Five years ago, a Chicago couple decided to get divorced. They have three young children under the age of 12. The wife has accepted a position in Cape Girardeau in Southern Illinois. Her ex-husband is highly concerned that he will not spend enough time with his children if she moves. It is a six-hour drive to her potential new location. He wants to fight his spouse’s move away from Chicago. In 2016, Illinois divorce and family law changed significantly. One of those changes involved relocating with children within and outside of Illinois.

Changes to Illinois’ Relocation Law

Under the previous law, a custodial parent could relocate anywhere within Illinois without obtaining the court’s permission. A parent who wanted to relocate with their children to another state needed authorization from the court before moving. Under the new law, when the relocating parents remain within the new radius restrictions, the parent doesn’t need permission before moving. Under the old law, parents couldn’t move over 20 miles away from Woodstock, Illinois, to Lake Geneva, Wisconsin, without getting court approval. Under the new law, parents would be able to relocate without court permission as long as the new location was within the statutory milage allowance.

In this case, the mother who would like to move to Cape Girardeau will not be able to move without getting permission from the court. This is because the new law does not allow someone to move from a residence in Cook County more than 25 miles from the child’s current residence. In this case, the mother would need to go through the legal process to relocate to southern Illinois.

Obtaining Permission to Relocated

A parent who intends to relocate outside of the radius restrictions needs to provide written notice to the other parent. The parent who intends to move needs to file a copy of this notice with the court clerk. The other parent must receive the notice at least 60 days before the proposed relocation unless that timeframe is impractical or otherwise ordered. The court can consider failing to comply with notice requirements when determining whether the parent wanting to relocate is acting in good faith.

If the non-relocating parent signs a notice and it is filed with the court, the parent can go ahead and relocate without any further action by the court. However, the non-relocating parent can choose to object to the relocation or fail to sign the notice. Additionally, the parents may disagree on modifying their parental allocation judgment. In this case, the parents seeking relocation will need to file a petition to the court to allow the relocation.

At this stage, the intent to relocate needs to go through the mediation, negotiation, and litigation process. Under the new law, relocating constitutes a substantial change in circumstances. The court will consider many factors. The parent who does not want the other parent to relocate will be able to present evidence showing that the move will not be in the children’s best interest.

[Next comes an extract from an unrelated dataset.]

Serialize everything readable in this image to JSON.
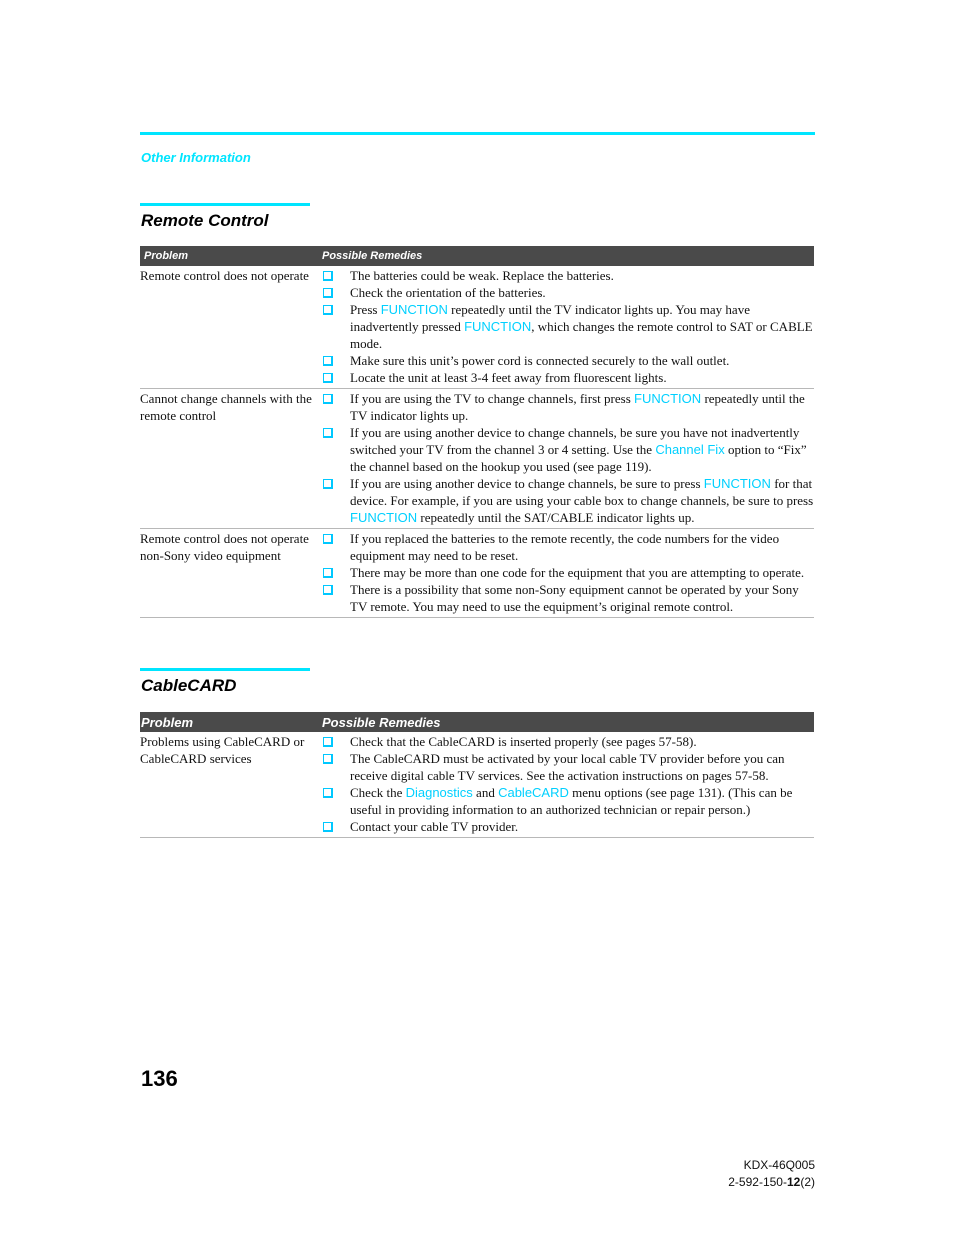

Discuss Your Case With an Illinois Divorce Attorney Today

If you need representation for a divorce or child support matter in Cook County, Glasgow & Olsson is here to help. When you need an attorney, experience matters. Contact us today to learn how our experience can get you the results you deserve.